Re: security. You're right that Linux (and Mac) don't have enough adoption for anybody to target them on a large scale. I believe Linux has the advantage, however, in that its user base contains a significant contingent of neckbeardy security professionals and genuine tin-foil-hat wackos who are actively trying to find and plug the holes in Linux. Windows has them too, but Microsoft (and Apple) have an incentive to ignore security holes because deploying a fix costs reputation and money. Open-source software doesn't have this problem because profits and patents don't enter the picture. More eyes looking at your code equals more squashed bugs.
Linux has an additional layer of security in that permission to mess with the more delicate parts of the system is withheld by default. Malicious software can bypass Windows' security, but sooner or later malicious software in Linux will need to be granted explicit permission by the user to do its thing:
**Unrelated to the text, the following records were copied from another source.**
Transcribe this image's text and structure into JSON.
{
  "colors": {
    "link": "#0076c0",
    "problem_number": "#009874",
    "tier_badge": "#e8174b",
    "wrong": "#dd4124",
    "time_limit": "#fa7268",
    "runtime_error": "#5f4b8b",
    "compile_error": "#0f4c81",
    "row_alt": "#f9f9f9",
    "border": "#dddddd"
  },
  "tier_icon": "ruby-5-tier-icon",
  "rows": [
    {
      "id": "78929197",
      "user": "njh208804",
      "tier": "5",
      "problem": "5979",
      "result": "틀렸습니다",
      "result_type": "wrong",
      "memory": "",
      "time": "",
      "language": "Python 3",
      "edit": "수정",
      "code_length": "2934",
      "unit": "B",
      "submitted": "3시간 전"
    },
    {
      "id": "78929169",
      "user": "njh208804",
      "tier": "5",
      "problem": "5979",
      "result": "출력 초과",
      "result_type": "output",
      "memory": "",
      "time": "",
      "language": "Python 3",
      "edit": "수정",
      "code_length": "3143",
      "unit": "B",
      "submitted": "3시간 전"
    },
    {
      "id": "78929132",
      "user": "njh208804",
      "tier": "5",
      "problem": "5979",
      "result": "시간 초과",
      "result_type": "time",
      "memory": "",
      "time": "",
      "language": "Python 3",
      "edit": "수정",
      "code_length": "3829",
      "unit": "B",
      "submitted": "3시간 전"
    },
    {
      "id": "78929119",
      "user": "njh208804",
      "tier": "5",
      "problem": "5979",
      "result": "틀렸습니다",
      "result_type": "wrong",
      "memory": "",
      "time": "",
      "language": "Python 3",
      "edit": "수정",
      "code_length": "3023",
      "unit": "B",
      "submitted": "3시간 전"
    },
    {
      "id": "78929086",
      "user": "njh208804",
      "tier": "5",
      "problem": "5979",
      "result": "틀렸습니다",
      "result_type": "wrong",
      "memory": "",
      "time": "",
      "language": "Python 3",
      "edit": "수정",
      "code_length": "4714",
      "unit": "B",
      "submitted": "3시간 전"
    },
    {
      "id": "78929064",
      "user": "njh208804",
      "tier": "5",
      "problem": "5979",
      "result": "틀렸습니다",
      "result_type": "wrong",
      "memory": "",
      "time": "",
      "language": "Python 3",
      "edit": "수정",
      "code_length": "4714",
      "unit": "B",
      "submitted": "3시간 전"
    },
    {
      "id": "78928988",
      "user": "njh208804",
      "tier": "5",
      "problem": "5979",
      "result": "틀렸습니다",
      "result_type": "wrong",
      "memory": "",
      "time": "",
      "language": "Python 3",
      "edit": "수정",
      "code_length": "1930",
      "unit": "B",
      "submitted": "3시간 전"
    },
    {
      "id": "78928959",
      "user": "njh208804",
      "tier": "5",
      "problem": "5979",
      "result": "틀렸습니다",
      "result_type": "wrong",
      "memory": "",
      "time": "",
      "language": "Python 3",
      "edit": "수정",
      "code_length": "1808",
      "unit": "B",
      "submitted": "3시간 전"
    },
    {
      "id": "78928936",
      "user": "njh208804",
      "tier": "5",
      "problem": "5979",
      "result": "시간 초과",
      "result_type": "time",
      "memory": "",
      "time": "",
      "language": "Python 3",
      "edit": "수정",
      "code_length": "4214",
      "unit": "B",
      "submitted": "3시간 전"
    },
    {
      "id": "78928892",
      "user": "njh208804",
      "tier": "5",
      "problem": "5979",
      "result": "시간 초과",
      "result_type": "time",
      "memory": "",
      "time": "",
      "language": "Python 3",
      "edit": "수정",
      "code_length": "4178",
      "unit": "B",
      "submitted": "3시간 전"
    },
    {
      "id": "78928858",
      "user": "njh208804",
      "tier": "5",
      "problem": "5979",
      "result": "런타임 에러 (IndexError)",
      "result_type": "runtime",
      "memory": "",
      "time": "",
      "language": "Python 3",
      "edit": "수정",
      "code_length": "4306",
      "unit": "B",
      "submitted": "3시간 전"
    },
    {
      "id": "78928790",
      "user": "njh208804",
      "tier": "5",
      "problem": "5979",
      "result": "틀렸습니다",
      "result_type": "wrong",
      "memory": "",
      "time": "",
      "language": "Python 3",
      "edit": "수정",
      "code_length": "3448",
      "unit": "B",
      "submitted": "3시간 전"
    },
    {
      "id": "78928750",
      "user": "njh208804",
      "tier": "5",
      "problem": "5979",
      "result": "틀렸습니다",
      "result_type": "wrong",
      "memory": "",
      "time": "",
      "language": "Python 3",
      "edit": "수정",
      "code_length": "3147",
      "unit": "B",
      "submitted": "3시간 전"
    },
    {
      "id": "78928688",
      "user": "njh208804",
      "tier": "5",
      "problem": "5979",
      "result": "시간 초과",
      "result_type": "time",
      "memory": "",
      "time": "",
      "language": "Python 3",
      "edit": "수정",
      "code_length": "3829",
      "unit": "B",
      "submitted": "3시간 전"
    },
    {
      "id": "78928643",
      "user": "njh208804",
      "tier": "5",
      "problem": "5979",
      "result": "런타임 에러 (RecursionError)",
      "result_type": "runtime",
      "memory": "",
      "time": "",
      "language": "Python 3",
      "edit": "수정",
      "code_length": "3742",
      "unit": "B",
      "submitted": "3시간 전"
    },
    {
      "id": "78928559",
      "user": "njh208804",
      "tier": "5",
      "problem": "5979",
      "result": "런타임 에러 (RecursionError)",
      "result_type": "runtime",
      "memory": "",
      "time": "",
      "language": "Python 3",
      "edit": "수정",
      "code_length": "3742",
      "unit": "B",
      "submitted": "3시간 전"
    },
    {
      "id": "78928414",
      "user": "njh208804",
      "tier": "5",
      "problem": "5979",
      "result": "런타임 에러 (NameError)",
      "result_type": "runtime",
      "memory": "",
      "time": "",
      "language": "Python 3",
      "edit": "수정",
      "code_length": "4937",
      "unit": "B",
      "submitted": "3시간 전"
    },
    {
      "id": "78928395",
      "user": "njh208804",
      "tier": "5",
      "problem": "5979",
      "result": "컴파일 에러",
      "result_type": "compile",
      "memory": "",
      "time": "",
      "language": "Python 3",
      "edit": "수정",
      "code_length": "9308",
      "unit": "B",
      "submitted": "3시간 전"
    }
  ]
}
"Application _________ is attempting to _________, which is an action normally restricted to administrative users. Please enter your password to confirm this action, or cancel to deny access."
That message might look daunting to the computer illiterate, but they'd never see it unless they started deliberately playing with administrative settings.
Edited at 2011-05-06 12:45 am (UTC)